Self-face recognition in the ultra-high risk for psychosis population
Article first published online: 3 DEC 2013
© 2013 Wiley Publishing Asia Pty Ltd
Early Intervention in Psychiatry
Volume 9, Issue 2, pages 126–132, April 2015
How to Cite
Jia, H., Yang, J., Zhu, H., Liu, J. and Barnaby, N. (2015), Self-face recognition in the ultra-high risk for psychosis population. Early Intervention in Psychiatry, 9: 126–132. doi: 10.1111/eip.12097
- Issue published online: 11 MAR 2015
- Article first published online: 3 DEC 2013
- Manuscript Accepted: 22 SEP 2013
- Manuscript Received: 22 MAY 2013
- Beijing Education Committee Funds. Grant Number: 1102013501
- Special Scientific Research Project in Health Profession. Grant Number: 201002003
- self-face recognition;
- ultra-high risk (UHR) for psychosis
Phenomenological research indicates that disturbance of the basic sense of self may be a core phenotypic marker of schizophrenia spectrum disorders. Self-face recognition (SFR) is an experimental paradigm which can assess the basic sense of self. In this study, we used SFR to determine whether basic self-disturbance is present in the ultra-high risk (UHR) for psychosis population at the perceptual level.
Twenty-three UHR individuals and 23 healthy comparison subjects were administered the SFR task. The study consisted of a 2 × 3 × 2 design: two group levels (UHR for psychosis group and the healthy comparison group); three task levels (self-famous task, self-stranger task, famous-stranger task); and two hand levels (left hand and right hand). Threshold limit values in face recognition were analysed.
The analysis indicated effects for group (F(1, 43) = 5.197, P < 0.05) and interaction effects between group and task (F = 4.767, P < 0.05). An independent samples t-test was used to compare the threshold limit values of the same task between the two groups. For self-famous task, the threshold limit values of the UHR group were higher than those of healthy group both in the left and right hands (t = 2.734, P < 0.05; t = 2.864, P < 0.05), but no significant difference was found in self-stranger task and famous-stranger task (P > 0.05).

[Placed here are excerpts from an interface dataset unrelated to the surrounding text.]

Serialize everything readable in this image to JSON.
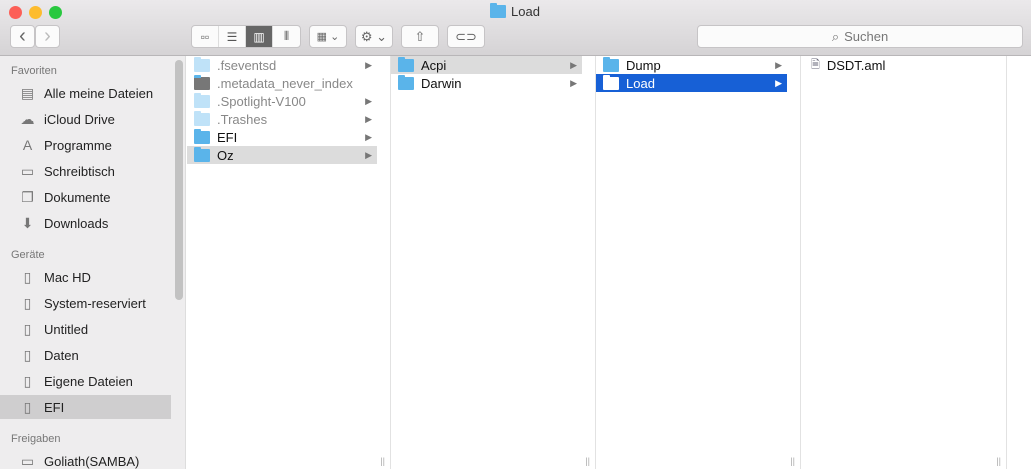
{
  "window": {
    "title": "Load"
  },
  "toolbar": {
    "back": "‹",
    "forward": "›",
    "search_placeholder": "Suchen"
  },
  "sidebar": {
    "sections": [
      {
        "label": "Favoriten",
        "items": [
          {
            "label": "Alle meine Dateien",
            "icon": "all-files-icon"
          },
          {
            "label": "iCloud Drive",
            "icon": "cloud-icon"
          },
          {
            "label": "Programme",
            "icon": "applications-icon"
          },
          {
            "label": "Schreibtisch",
            "icon": "desktop-icon"
          },
          {
            "label": "Dokumente",
            "icon": "documents-icon"
          },
          {
            "label": "Downloads",
            "icon": "downloads-icon"
          }
        ]
      },
      {
        "label": "Geräte",
        "items": [
          {
            "label": "Mac HD"
          },
          {
            "label": "System-reserviert"
          },
          {
            "label": "Untitled"
          },
          {
            "label": "Daten"
          },
          {
            "label": "Eigene Dateien"
          },
          {
            "label": "EFI",
            "selected": true
          }
        ]
      },
      {
        "label": "Freigaben",
        "items": [
          {
            "label": "Goliath(SAMBA)"
          }
        ]
      }
    ]
  },
  "columns": [
    [
      {
        "name": ".fseventsd",
        "hidden": true,
        "folder": true
      },
      {
        "name": ".metadata_never_index",
        "hidden": true,
        "folder": false
      },
      {
        "name": ".Spotlight-V100",
        "hidden": true,
        "folder": true
      },
      {
        "name": ".Trashes",
        "hidden": true,
        "folder": true
      },
      {
        "name": "EFI",
        "folder": true
      },
      {
        "name": "Oz",
        "folder": true,
        "selected": "inactive"
      }
    ],
    [
      {
        "name": "Acpi",
        "folder": true,
        "selected": "inactive"
      },
      {
        "name": "Darwin",
        "folder": true
      }
    ],
    [
      {
        "name": "Dump",
        "folder": true
      },
      {
        "name": "Load",
        "folder": true,
        "selected": "active"
      }
    ],
    [
      {
        "name": "DSDT.aml",
        "folder": false
      }
    ]
  ],
  "colors": {
    "selection": "#1760d6",
    "inactive_selection": "#dcdcdc"
  }
}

This SFR study indicates that basic self-disturbance is present in the UHR for psychosis at the behavioural level in comparison with a healthy comparison group.